According to their quarterly report, the International and Baltic Maritime Council (BIMCO) forecasts a growth in the maritime transport of solid bulks of 1.5% and 2.5% for 2023 and 1% to 2% for 2024. This increase in the average distance of these shipments, which could be between 0.5% and 1.5% this year, reflects sanctions on Russian coal and a rise in iron ore and grain exports from Brazil.

The International Monetary Fund (IMF) projected a global economic growth of 3% for both years, 2023 and 2024. Additionally, it predicted a growth in China’s GDP higher than the government’s target for 2023. However, BIMCO views this projection for China with skepticism.

The global maritime transport of iron ore could grow by up to 5% in 2023, thanks to the increase in Chinese steel production. Nevertheless, on a global scale, excluding China, there has been a decrease in steel production, affecting iron ore transportation.

Regarding coal, BIMCO anticipates an increase in its maritime transport in 2023 but a decrease in 2024. Despite the growing energy demand in India, local mining has reduced imports.

According to the U.S. Department of Agriculture, maritime grain transport could decline in 2023 and recover in 2024. Geopolitical factors, such as the conflict in Ukraine, could negatively impact grain shipments.

In terms of supply, BIMCO expects growth in the global bulk carrier fleet for 2023 and 2024, albeit at a reduced pace due to decreased navigation speeds.
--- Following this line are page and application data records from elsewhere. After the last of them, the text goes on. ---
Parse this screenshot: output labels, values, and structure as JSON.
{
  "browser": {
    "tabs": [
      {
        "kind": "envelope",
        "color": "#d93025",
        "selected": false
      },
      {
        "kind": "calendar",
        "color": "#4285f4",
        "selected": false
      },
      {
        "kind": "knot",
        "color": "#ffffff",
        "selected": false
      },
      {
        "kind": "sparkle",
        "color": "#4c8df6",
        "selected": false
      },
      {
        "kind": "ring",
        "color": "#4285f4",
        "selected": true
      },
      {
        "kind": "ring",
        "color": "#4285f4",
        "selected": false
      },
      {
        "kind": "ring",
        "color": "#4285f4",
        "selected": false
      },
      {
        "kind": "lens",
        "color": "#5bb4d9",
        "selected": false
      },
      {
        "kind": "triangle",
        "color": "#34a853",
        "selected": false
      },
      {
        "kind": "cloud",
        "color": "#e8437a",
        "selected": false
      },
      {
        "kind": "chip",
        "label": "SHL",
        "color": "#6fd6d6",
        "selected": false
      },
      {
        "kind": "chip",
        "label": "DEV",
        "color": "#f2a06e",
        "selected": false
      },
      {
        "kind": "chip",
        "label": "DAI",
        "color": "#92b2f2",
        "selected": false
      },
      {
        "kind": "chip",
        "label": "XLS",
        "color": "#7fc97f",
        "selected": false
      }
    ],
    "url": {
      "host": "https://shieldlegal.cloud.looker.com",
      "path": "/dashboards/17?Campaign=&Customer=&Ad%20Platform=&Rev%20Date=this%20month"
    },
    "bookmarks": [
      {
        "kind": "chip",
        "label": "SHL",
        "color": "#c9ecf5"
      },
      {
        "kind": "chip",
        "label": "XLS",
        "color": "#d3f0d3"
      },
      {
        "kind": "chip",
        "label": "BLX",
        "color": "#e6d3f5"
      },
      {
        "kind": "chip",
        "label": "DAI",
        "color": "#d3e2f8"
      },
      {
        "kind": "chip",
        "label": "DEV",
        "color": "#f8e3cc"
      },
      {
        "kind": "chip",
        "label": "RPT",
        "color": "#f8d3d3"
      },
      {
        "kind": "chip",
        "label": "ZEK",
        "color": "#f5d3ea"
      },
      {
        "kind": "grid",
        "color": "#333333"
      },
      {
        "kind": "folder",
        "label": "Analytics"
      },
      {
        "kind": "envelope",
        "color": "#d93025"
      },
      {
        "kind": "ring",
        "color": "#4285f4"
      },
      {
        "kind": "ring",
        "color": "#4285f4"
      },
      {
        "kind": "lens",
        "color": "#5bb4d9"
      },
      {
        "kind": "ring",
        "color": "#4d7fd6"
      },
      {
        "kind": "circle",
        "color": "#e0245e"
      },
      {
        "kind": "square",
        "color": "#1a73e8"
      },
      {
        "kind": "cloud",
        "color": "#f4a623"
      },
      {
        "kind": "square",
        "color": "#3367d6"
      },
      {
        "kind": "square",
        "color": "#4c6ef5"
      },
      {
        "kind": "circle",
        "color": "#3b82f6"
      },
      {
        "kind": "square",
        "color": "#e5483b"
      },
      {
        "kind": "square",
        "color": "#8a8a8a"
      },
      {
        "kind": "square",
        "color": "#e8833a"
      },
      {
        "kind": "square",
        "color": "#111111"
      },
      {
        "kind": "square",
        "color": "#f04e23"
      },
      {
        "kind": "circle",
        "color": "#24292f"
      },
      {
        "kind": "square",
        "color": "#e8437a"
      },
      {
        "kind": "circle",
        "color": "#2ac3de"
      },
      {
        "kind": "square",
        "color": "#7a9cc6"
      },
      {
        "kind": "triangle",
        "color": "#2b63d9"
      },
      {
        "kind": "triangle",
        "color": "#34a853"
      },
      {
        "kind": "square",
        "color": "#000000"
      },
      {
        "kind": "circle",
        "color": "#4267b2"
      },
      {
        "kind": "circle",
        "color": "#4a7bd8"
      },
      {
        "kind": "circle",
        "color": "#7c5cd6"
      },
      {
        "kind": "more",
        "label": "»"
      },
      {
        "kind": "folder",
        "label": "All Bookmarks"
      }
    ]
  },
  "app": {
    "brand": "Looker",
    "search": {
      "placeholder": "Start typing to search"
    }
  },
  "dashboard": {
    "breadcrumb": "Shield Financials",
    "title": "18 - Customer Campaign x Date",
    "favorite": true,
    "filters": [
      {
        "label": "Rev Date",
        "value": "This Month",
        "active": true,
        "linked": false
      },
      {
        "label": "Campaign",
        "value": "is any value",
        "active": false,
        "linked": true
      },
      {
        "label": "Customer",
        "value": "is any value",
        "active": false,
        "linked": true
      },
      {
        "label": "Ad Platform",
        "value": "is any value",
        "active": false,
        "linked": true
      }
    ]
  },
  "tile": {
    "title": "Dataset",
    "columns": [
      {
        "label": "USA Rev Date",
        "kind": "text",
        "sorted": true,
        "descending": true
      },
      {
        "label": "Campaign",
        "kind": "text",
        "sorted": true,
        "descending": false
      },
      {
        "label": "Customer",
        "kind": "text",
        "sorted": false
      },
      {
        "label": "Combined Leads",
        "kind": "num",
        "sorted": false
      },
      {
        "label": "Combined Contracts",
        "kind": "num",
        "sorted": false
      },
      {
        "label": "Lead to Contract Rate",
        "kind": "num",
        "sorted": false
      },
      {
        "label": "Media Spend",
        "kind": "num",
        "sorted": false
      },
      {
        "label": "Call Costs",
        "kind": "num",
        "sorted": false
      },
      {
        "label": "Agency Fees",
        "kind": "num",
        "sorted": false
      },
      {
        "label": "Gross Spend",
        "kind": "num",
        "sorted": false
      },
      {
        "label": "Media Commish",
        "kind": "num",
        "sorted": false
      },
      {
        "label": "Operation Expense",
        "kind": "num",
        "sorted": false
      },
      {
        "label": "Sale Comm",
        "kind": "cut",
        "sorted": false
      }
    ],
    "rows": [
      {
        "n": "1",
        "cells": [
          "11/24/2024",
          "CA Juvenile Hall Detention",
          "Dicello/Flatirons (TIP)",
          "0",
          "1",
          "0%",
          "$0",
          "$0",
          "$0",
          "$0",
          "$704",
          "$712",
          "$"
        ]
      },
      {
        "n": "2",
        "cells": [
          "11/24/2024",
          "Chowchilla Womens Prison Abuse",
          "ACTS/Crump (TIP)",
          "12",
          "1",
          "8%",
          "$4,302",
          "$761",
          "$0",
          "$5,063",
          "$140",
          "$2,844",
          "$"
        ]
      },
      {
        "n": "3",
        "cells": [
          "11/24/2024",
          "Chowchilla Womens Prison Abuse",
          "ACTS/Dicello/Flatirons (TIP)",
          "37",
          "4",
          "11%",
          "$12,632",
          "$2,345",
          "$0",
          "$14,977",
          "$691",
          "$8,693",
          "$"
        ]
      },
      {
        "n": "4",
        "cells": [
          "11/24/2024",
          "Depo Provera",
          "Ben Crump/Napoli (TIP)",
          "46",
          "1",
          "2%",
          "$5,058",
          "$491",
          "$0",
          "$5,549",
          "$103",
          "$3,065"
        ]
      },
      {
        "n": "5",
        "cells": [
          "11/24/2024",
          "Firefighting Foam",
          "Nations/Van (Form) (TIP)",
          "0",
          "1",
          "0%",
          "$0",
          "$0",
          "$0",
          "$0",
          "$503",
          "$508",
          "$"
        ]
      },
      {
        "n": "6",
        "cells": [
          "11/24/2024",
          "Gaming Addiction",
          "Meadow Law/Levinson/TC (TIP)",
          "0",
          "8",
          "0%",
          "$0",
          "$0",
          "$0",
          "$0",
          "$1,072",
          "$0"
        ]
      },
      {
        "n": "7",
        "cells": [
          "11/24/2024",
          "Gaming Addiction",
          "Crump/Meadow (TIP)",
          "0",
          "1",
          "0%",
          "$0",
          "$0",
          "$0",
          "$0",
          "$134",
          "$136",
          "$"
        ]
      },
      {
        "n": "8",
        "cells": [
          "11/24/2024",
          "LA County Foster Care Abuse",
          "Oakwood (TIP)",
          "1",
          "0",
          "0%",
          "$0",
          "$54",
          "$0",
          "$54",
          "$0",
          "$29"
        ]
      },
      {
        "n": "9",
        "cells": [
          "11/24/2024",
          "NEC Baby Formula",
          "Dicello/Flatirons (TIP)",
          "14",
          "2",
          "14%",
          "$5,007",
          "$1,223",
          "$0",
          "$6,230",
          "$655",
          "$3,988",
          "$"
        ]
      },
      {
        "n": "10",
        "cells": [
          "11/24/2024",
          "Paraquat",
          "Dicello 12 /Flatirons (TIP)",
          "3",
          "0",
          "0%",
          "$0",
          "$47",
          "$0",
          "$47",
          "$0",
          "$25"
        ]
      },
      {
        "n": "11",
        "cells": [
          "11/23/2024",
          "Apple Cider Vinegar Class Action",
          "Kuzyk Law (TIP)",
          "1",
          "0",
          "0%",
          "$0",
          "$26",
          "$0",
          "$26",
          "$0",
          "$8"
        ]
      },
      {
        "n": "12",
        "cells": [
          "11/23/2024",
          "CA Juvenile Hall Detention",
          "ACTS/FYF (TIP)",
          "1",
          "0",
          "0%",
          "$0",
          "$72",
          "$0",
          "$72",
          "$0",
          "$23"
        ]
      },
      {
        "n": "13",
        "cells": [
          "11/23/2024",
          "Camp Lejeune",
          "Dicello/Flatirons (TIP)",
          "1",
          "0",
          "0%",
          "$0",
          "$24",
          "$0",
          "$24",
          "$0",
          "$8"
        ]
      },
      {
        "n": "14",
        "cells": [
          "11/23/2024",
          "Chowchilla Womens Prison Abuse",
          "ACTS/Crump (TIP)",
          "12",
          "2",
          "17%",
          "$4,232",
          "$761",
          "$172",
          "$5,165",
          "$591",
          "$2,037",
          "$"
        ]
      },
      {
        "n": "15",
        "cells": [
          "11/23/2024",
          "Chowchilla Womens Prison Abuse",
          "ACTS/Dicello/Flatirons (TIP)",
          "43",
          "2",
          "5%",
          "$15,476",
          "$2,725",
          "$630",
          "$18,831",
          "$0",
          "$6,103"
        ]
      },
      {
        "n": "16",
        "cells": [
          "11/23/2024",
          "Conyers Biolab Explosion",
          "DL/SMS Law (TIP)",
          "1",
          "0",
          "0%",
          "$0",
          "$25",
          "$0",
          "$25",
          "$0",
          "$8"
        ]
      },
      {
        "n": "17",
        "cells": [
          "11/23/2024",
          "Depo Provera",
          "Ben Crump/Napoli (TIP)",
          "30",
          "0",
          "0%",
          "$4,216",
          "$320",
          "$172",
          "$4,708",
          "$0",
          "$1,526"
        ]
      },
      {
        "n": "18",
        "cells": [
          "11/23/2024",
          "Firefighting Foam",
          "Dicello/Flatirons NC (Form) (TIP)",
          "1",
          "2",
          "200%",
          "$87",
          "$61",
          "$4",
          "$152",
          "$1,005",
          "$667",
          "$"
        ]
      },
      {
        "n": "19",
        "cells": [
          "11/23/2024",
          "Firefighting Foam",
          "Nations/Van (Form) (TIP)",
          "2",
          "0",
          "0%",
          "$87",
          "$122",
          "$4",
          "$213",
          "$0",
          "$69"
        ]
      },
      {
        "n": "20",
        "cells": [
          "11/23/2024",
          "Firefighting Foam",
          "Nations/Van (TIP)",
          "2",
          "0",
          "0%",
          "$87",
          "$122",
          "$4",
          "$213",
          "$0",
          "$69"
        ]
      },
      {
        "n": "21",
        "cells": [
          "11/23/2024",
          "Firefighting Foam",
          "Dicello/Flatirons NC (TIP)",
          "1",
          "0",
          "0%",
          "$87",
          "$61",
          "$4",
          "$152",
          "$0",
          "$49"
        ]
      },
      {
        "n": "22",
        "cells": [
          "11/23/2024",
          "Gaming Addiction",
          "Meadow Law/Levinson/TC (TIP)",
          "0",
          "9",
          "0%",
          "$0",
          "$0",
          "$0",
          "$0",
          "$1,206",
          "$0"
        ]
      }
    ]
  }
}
Investment in new bulk carriers has decreased, partly due to uncertainty about alternative fuels and a less attractive freight market.

Deliveries are expected to reach 34.4 million tpm (Mtpm) in 2023 and 32.3 Mtpm in 2024. Ship recycling has increased, although it remains a minimal fraction of the global fleet.

Finally, BIMCO projects a decrease in fleet efficiency due to slower navigation speeds, driven by high fuel costs, low freights, and new environmental regulations.